*** Opening of INFORMATION GIVEN ***

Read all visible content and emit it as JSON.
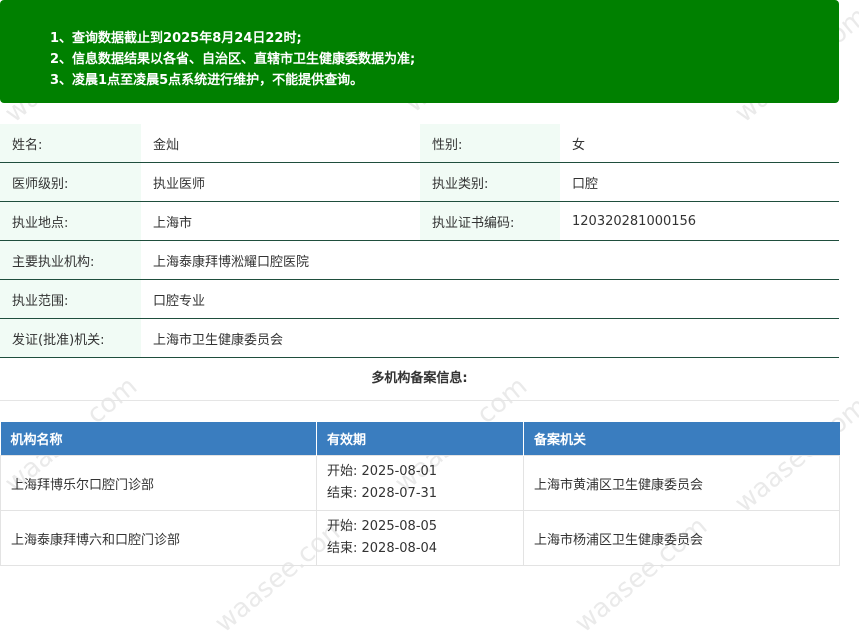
{
  "notice": {
    "line1": "1、查询数据截止到2025年8月24日22时;",
    "line2": "2、信息数据结果以各省、自治区、直辖市卫生健康委数据为准;",
    "line3": "3、凌晨1点至凌晨5点系统进行维护，不能提供查询。"
  },
  "info": {
    "name_label": "姓名:",
    "name_value": "金灿",
    "gender_label": "性别:",
    "gender_value": "女",
    "level_label": "医师级别:",
    "level_value": "执业医师",
    "category_label": "执业类别:",
    "category_value": "口腔",
    "location_label": "执业地点:",
    "location_value": "上海市",
    "cert_label": "执业证书编码:",
    "cert_value": "120320281000156",
    "org_label": "主要执业机构:",
    "org_value": "上海泰康拜博淞耀口腔医院",
    "scope_label": "执业范围:",
    "scope_value": "口腔专业",
    "issuer_label": "发证(批准)机关:",
    "issuer_value": "上海市卫生健康委员会"
  },
  "multi": {
    "title": "多机构备案信息:",
    "headers": [
      "机构名称",
      "有效期",
      "备案机关"
    ],
    "rows": [
      {
        "name": "上海拜博乐尔口腔门诊部",
        "start": "开始: 2025-08-01",
        "end": "结束: 2028-07-31",
        "authority": "上海市黄浦区卫生健康委员会"
      },
      {
        "name": "上海泰康拜博六和口腔门诊部",
        "start": "开始: 2025-08-05",
        "end": "结束: 2028-08-04",
        "authority": "上海市杨浦区卫生健康委员会"
      }
    ]
  },
  "watermark": {
    "text": "waasee.com"
  }
}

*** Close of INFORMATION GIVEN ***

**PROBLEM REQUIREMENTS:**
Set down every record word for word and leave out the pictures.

**RESULT FOR THIS EXERCISE:**
Read all visible content and emit it as JSON.
{
  "notice": {
    "line1": "1、查询数据截止到2025年8月24日22时;",
    "line2": "2、信息数据结果以各省、自治区、直辖市卫生健康委数据为准;",
    "line3": "3、凌晨1点至凌晨5点系统进行维护，不能提供查询。"
  },
  "info": {
    "name_label": "姓名:",
    "name_value": "金灿",
    "gender_label": "性别:",
    "gender_value": "女",
    "level_label": "医师级别:",
    "level_value": "执业医师",
    "category_label": "执业类别:",
    "category_value": "口腔",
    "location_label": "执业地点:",
    "location_value": "上海市",
    "cert_label": "执业证书编码:",
    "cert_value": "120320281000156",
    "org_label": "主要执业机构:",
    "org_value": "上海泰康拜博淞耀口腔医院",
    "scope_label": "执业范围:",
    "scope_value": "口腔专业",
    "issuer_label": "发证(批准)机关:",
    "issuer_value": "上海市卫生健康委员会"
  },
  "multi": {
    "title": "多机构备案信息:",
    "headers": [
      "机构名称",
      "有效期",
      "备案机关"
    ],
    "rows": [
      {
        "name": "上海拜博乐尔口腔门诊部",
        "start": "开始: 2025-08-01",
        "end": "结束: 2028-07-31",
        "authority": "上海市黄浦区卫生健康委员会"
      },
      {
        "name": "上海泰康拜博六和口腔门诊部",
        "start": "开始: 2025-08-05",
        "end": "结束: 2028-08-04",
        "authority": "上海市杨浦区卫生健康委员会"
      }
    ]
  },
  "watermark": {
    "text": "waasee.com"
  }
}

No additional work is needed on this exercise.